A typical session might go like this: You might sit on the couch or at the art table to start drawing, painting, or doodling. You might want to talk while you’re doing this, or you might want to work in silence - either are okay with us.

Although we may have advanced training, we can’t read your mind or your art. The goal is for us to make meaning from your words, pictures, and body language. When you feel finished, we can talk about what you've made or spoken about, and what we see, how it relates to other images and observations you’ve made and to what you’ve told us about yourself. In the art, we might see new connections between your thoughts and feelings and the pictures — and this may lead to your making another picture, either during this session or after.

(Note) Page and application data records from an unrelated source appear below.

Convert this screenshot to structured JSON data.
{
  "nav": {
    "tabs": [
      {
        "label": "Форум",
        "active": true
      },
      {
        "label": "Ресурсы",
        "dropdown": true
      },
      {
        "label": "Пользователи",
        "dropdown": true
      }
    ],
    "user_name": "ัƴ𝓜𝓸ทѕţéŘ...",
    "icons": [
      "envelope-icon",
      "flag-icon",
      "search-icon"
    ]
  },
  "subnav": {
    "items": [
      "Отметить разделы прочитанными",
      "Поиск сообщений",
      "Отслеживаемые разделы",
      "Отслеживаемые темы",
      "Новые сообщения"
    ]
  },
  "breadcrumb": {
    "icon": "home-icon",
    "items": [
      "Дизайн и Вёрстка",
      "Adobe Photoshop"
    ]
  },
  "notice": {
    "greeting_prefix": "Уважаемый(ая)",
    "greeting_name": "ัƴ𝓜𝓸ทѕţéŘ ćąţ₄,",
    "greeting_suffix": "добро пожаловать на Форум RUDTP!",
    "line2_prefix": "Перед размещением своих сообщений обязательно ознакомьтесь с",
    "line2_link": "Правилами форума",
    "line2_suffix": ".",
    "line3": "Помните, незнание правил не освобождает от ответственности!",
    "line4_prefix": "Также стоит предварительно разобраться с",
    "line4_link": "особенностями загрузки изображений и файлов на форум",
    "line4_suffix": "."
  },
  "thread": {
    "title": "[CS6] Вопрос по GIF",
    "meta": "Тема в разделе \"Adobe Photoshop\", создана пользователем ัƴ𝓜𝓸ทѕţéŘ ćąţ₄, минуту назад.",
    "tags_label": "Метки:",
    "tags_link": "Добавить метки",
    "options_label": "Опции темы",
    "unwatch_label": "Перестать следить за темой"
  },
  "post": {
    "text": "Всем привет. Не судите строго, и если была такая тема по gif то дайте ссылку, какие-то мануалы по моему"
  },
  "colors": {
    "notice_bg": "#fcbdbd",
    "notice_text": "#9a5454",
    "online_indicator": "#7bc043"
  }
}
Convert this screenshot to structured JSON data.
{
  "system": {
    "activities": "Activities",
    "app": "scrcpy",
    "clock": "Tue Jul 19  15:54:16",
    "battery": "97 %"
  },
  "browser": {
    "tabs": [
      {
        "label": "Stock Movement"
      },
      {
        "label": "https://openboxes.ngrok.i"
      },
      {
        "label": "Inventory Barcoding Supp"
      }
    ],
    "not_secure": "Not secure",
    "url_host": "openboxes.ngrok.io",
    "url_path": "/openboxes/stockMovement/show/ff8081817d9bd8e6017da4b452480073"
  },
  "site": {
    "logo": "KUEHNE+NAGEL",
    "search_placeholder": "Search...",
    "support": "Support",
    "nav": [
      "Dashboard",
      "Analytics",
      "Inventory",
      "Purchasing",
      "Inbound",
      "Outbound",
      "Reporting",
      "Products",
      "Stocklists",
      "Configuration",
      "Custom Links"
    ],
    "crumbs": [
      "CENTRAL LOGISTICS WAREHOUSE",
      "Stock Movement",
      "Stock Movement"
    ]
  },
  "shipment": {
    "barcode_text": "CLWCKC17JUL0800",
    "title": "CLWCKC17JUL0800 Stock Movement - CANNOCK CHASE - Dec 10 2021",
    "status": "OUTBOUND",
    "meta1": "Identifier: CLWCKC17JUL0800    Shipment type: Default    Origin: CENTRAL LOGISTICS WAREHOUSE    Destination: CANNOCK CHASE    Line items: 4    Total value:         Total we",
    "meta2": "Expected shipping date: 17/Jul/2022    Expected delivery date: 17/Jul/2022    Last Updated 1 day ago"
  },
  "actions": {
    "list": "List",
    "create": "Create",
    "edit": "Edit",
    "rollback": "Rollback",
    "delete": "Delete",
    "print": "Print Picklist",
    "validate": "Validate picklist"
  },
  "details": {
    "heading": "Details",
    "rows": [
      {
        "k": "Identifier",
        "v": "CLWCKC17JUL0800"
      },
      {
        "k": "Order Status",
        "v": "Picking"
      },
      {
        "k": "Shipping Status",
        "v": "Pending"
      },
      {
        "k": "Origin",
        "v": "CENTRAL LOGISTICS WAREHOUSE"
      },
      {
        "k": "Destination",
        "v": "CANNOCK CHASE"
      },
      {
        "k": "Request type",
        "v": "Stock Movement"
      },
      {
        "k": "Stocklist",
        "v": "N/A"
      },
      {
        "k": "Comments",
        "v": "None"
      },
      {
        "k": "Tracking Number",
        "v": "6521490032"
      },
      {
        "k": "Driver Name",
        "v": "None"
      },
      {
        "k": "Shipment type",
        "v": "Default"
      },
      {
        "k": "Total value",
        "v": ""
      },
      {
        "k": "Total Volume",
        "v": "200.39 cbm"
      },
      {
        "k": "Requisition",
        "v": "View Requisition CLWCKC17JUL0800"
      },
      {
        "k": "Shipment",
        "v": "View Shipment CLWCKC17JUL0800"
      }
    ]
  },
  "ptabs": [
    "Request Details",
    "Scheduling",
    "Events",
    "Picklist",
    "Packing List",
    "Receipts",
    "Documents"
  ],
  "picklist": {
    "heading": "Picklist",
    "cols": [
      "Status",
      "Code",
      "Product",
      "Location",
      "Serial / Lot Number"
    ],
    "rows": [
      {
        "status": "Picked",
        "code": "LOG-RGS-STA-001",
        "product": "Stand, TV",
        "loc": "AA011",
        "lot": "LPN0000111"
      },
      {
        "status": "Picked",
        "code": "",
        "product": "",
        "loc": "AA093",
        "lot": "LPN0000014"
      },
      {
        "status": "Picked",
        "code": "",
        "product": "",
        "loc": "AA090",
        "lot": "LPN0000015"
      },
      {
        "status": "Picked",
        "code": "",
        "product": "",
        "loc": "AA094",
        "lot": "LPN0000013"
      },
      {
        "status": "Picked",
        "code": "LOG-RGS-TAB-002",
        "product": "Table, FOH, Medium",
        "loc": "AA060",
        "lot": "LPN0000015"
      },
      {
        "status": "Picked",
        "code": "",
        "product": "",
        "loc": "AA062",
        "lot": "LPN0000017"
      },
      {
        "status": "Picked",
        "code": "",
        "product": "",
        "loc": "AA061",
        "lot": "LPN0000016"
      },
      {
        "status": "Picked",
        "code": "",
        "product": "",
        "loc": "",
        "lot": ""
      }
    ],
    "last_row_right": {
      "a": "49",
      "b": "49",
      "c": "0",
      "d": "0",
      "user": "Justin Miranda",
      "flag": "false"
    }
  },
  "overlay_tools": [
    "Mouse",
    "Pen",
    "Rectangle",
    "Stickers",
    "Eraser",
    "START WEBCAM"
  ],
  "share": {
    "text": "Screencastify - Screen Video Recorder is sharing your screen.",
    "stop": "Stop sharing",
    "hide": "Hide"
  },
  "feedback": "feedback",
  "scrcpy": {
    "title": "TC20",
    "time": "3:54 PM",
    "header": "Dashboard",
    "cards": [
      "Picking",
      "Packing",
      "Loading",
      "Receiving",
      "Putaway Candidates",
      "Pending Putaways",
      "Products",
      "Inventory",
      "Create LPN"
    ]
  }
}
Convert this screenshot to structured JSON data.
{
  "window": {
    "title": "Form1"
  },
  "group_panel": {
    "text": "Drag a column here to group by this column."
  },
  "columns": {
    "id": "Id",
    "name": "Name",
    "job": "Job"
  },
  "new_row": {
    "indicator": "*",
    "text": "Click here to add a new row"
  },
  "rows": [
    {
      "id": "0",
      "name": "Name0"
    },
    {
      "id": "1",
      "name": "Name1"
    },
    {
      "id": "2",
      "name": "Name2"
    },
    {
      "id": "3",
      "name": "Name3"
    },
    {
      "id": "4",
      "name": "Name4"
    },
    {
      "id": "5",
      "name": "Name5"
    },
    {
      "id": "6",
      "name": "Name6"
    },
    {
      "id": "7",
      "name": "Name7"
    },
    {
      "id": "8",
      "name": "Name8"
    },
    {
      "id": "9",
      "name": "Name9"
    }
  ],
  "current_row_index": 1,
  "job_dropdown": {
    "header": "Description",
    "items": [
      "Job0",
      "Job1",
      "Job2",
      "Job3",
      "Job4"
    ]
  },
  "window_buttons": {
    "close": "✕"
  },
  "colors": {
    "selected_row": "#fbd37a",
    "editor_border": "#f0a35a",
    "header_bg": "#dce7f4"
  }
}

In the beginning, we will meet a few times to talk about what you’re struggling with, for us to get a sense of each other, sort out practical questions, and for you to share something about your history. Next, your therapist will ask you to come every week (or sometimes more or less often). Within this 50 minute time frame, you’re free to express yourself in speech, art, play: any way that feels right to express what’s on your mind. You may also find that as we work together, you start telling a story in pictures and words, which helps both of us make sense of your life and your struggles, and gives you a different perspective than you’ve had before. Throughout the process, your therapist will guide you wherever it seems necessary, ask questions, and make comments that aim to help you see yourself and what’s going on better.

Some reasons you might seek therapy or be referred for therapy may include:

  • Abuse (emotional, physical, sexual)

  • Attention Deficit Hyperactivity Disorder (ADHD)

  • Addiction 

  • Adoption issues

  • Anger

  • Anxiety

  • Attachment disorders

  • Bullying

  • Confusion about life choices

  • Depression

  • Developmental delays

  • Divorce and separation

  • Eating disorders and body image issues

  • Grief 

  • Low self-confidence and self-esteem

  • Oppositional issues

  • Parenting difficulties

  • Relationship problems or trouble with friends

  • Self-harm

  • Sexuality

  • Shyness or social anxiety

  • Stress and self-care

  • Suicidal thoughts

  • Trauma

Get in touch to discuss how therapy can help you.

Contact us for more information or to set up a consultation.



Phone: 905-333-2717

Address: 384 Guelph Line

Burlington, L7R 3L4



Phone: 416-455-1492

Address: 4291 Village Centre Court, Suite 202, Mississauga, L4Z 1S2